Lebanon and Israel will resume US-mediated talks on their disputed maritime border on May 4, the US State Department said Friday.

“The resumption of talks is a positive step toward a long-awaited resolution,” the State Department said in a statement.

It said the US mediation team led by Ambassador John Desrocher will travel to Lebanon May 3 to “mediate talks between representatives from the governments of Israel and Lebanon on the disputed maritime boundary beginning May 4.”

“The resumption of talks is a positive step toward a long-awaited resolution,” the statement added.

Lebanon and Israel held several rounds of talks in October and November last year, a culmination of three years of diplomacy by the United States, hosted by the United Nations at the Naqoura peacekeeper base in southern Lebanon.

But gaps between the two sides remained large after each presented contrasting maps outlining proposed borders.

Lebanon demanded during the negotiation sessions an additional area of 1,430 square km that includes part of the Israeli Karish gas field in which the Greek Energean PLC operates.

Since the talks stalled, Lebanon’s caretaker prime minister and ministers of defense and public works approved a draft decree which would expand Lebanon’s claim, adding around 1,400 square km to its exclusive economic zone. The draft decree has yet to be approved by President Michel Aoun.

The Lebanese Army Command, which demarcated the maritime border, said the negotiating delegation continued to perform its task in the indirect technical negotiations based on the study prepared by the Army Command and based on “scientific and legal bases in accordance with the evidence and studies prepared by the Hydrographic Office in the Army Command.” The Army Command stressed its commitment and “adherence to the announced proposal, which is Line 29, which is scientifically and legally proven and with evidence.”
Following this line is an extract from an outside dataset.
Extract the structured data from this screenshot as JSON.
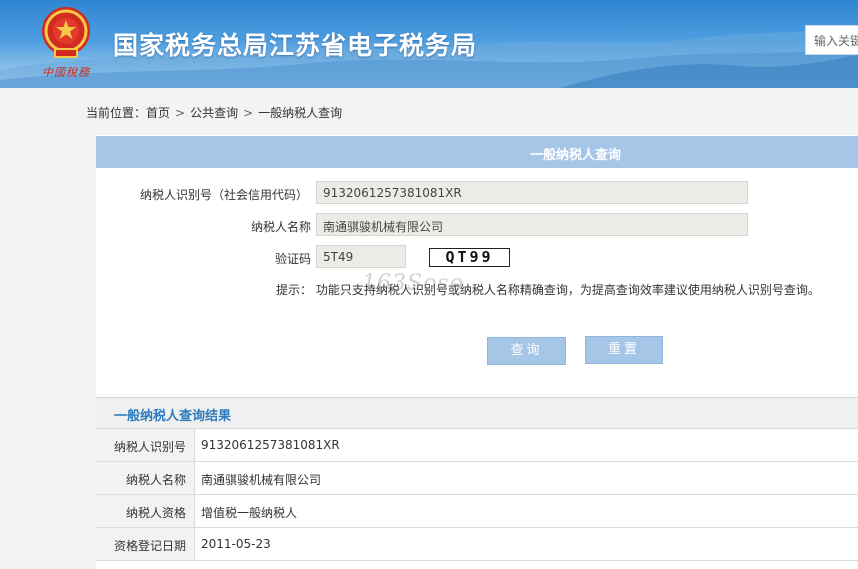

Israel already pumps gas from huge offshore fields, while Lebanon has yet to find commercial gas reserves in its own waters.

Source: Daily Star